Citation: Li J, Wu J, Zhang Y, Gou P, Li X, Shi M, Zhang M, Wang P and Liu X (2022) Elastic Stable Intramedullary Nailing for Pediatric Humeral Shaft Fractures Under Ultrasonographic Guidance: A Retrospective Study. Front. Pediatr. 9:806100. doi: 10.3389/fped.2021.806100
Received: 31 October 2021; Accepted: 09 December 2021;
Published: 26 January 2022.
Edited by:Federico Canavese, Centre Hospitalier Regional et Universitaire de Lille, France
Reviewed by:Antonio Andreacchio, Ospedale dei Bambini Vittore Buzzi, Italy

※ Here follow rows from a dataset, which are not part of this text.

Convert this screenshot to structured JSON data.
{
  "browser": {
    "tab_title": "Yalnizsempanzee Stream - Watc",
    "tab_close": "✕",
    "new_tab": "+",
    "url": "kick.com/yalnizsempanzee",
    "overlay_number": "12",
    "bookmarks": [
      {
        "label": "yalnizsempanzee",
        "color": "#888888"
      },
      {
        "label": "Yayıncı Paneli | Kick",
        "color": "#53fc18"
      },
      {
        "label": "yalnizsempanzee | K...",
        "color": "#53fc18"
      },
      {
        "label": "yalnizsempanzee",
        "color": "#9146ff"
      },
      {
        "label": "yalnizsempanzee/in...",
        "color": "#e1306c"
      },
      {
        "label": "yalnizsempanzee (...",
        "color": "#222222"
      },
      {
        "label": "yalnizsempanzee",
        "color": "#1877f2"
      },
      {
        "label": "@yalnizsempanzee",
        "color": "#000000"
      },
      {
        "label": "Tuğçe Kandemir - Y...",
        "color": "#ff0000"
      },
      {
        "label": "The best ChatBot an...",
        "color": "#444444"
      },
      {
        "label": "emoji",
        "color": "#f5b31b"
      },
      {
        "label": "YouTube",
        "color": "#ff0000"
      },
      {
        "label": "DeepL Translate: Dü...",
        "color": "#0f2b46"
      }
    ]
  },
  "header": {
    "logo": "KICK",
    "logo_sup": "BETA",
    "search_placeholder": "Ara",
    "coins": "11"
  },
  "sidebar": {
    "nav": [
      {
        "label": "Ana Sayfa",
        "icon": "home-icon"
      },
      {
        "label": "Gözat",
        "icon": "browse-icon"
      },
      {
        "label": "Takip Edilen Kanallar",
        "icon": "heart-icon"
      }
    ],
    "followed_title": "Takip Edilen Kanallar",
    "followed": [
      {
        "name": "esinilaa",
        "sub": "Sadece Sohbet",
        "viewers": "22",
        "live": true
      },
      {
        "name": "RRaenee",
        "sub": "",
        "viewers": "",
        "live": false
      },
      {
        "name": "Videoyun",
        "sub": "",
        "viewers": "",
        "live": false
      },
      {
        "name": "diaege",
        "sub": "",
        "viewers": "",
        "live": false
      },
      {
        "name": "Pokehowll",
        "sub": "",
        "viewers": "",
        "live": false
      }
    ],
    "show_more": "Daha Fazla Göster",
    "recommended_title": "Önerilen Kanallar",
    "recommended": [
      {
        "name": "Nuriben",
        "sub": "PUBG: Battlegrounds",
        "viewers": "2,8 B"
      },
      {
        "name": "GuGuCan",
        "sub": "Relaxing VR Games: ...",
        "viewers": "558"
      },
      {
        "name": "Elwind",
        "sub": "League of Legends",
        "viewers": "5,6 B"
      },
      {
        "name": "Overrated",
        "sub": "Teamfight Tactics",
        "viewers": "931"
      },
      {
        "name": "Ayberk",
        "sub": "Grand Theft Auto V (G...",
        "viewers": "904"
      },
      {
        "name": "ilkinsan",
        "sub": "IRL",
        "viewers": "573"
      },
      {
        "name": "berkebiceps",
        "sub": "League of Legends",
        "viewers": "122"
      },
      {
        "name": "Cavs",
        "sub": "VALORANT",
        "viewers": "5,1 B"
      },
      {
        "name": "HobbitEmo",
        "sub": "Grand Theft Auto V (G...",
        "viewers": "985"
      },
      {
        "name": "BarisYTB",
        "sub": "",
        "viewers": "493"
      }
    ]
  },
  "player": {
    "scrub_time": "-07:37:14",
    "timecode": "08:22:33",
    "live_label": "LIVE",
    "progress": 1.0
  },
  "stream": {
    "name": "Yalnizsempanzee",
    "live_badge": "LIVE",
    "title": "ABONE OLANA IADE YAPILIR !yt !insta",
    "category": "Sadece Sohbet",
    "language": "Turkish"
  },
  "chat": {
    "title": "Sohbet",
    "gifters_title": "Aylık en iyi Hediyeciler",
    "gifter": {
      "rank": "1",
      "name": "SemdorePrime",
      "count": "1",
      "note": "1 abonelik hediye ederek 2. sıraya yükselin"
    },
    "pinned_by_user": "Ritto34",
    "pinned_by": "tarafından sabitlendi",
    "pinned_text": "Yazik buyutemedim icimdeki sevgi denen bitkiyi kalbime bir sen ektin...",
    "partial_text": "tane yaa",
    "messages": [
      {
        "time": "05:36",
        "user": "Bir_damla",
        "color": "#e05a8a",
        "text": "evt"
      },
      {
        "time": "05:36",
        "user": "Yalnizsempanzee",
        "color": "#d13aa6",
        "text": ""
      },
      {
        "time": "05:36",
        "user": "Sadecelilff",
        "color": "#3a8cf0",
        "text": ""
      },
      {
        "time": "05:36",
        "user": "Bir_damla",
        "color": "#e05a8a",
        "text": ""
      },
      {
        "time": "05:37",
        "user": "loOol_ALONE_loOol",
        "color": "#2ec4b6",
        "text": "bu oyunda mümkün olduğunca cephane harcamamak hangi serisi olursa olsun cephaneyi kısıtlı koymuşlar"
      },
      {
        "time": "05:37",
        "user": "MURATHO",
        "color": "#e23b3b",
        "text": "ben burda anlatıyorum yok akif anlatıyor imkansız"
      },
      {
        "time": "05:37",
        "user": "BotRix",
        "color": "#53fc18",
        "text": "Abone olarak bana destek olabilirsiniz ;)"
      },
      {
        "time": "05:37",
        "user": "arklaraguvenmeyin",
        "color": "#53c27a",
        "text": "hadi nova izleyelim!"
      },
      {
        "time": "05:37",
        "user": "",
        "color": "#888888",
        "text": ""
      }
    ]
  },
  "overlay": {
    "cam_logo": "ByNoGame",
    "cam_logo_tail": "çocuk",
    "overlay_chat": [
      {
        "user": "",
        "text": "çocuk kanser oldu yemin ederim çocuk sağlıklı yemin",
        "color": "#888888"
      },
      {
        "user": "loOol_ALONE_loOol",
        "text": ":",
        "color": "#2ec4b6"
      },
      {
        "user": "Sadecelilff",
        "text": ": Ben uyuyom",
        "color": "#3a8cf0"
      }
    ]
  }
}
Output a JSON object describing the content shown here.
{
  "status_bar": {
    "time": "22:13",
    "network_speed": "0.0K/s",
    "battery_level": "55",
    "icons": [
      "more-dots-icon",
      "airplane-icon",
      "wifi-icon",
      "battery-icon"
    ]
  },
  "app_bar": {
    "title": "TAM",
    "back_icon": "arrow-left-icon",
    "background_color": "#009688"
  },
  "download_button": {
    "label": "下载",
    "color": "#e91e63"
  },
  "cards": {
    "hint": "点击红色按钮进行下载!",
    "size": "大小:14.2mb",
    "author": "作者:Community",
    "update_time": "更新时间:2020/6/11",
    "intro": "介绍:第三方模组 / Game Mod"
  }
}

Vito Pavone, University of Catania, Italy
Copyright © 2022 Li, Wu, Zhang, Gou, Li, Shi, Zhang, Wang and Liu. This is an open-access article distributed under the terms of the Creative Commons Attribution License (CC BY). The use, distribution or reproduction in other forums is permitted, provided the original author(s) and the copyright owner(s) are credited and that the original publication in this journal is cited, in accordance with accepted academic practice. No use, distribution or reproduction is permitted which does not comply with these terms.
*Correspondence: Xing Liu, email@example.com